Net neutrality is an issue that affects everyone and can disadvantage the poor and small firms.Picture credit: Credo action 

After the decision to repeal net neutrality in the USA, Luxembourg politicians and associations have reacted by condemning the action.

The US Federal Communications Commission (FCC) repealed net neutrality and abandoned its role in regulating the biggest communications tool of the 21st century.

Concretely, “the FCC eliminated the rules that prevent internet service providers like Comcast, Verizon and AT&T from blocking, slowing down, or prioritizing one website or service over another.”

Viviane Reding, former European commissioner with responsibility for the information society, tweeted the following:

 Viviane Reding tweet

 The Chaos Computer Club Lëtzebuerg, Frënn vun der Ënn and Freifunk Lëtzebuerg, associations which raise awareness of privacy and civil rights in the internet age, issued a common statement, in which they warned of the consequences.

Using the metaphor of a motorway, they argue that abandoning net neutrality would mean that only BMWs, for example, could use the fast lane.

They wrote:

“It is clear that this is not allowed to happen. Because an internet without net neutrality leads to terrible injustice. One would have to pay for every service. Do you want to watch Netflix? Then you’ll have to pay extra. Do you want to send an email? You’ll pay extra. All this will lead to the consumer having to pay more for the same services s/he has at the moment. Start-ups and small firms will also be disadvantaged. Big multinational companies will be able to buy priority, while that is not possible for others. An internet without net neutrality is pure poison for the development of a country, for social justice and of course for the economy.”

They refer to the latest European Commission tweet:

 European Commission on net neutrality

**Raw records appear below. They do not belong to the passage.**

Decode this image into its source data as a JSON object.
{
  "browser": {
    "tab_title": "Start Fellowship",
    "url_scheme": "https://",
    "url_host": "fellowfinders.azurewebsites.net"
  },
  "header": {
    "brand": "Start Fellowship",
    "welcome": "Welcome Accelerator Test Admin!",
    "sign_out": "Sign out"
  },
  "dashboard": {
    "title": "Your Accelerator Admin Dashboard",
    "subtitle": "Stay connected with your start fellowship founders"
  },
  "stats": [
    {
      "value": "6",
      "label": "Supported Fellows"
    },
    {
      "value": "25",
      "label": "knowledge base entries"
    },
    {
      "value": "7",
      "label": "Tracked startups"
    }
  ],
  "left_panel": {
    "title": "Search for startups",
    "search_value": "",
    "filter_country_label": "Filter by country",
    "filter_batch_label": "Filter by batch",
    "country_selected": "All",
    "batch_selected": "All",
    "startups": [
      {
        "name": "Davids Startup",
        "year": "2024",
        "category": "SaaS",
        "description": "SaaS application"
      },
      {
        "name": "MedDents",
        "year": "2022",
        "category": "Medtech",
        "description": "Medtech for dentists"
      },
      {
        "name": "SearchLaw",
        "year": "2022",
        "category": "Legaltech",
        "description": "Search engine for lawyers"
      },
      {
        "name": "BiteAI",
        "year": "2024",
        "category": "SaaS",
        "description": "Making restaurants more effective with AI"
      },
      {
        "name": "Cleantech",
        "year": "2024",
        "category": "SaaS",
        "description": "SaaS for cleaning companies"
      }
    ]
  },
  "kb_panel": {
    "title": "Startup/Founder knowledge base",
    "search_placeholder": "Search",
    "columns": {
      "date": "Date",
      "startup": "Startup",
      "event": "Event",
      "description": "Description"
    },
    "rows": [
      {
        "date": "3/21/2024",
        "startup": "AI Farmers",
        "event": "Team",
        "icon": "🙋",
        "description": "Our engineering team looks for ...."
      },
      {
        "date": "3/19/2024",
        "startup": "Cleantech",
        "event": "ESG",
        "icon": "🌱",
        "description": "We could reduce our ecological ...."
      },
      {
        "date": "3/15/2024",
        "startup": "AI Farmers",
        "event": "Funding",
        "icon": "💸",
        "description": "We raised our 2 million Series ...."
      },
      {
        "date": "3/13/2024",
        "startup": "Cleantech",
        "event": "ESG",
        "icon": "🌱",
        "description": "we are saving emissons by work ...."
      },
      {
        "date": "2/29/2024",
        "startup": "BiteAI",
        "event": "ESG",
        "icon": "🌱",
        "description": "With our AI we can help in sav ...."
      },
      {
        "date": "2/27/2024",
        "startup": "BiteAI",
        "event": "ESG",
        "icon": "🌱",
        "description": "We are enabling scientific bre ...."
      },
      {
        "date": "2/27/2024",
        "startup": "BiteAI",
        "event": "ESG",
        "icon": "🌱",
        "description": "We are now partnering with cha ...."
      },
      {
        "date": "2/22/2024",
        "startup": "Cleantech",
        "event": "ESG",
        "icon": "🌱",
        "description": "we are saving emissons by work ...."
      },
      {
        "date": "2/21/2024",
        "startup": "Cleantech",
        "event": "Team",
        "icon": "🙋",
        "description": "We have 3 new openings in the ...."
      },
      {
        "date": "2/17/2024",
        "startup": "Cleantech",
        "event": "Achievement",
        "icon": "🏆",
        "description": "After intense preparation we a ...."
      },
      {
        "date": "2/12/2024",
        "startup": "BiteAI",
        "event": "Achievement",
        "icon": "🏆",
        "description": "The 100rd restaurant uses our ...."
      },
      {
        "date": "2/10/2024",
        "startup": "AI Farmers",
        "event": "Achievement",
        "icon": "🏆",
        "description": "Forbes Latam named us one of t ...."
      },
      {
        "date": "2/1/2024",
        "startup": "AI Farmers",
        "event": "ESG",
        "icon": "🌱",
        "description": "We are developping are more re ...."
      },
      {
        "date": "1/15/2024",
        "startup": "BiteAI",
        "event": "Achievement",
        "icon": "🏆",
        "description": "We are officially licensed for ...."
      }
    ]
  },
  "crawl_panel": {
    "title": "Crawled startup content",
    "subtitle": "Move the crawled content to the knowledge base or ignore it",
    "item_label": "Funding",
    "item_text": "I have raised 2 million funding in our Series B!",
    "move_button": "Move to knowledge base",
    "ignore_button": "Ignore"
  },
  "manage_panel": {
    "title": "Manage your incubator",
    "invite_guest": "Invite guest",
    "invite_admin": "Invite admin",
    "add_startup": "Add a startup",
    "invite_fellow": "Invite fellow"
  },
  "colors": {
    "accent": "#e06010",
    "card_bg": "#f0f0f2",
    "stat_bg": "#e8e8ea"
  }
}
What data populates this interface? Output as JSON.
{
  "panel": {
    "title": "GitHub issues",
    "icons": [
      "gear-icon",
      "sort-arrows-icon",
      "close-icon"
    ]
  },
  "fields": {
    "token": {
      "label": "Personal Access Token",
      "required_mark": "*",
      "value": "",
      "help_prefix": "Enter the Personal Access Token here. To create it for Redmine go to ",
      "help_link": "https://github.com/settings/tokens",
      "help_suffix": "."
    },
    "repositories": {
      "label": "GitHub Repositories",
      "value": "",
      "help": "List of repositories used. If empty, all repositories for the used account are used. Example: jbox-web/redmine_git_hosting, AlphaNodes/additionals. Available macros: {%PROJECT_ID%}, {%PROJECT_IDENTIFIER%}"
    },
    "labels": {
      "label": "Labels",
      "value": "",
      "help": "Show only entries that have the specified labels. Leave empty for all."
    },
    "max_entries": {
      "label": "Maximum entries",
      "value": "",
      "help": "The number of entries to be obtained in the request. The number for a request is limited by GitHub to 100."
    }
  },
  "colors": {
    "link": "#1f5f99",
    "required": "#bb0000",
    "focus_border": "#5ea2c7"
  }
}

The 2015 agreement on a guaranteed open internet is enshrined in EU law.

N.B.: A previous version erroneously called the Chaos Computer Lëtzebuerg just “Chaos Club”. We have now rectified this.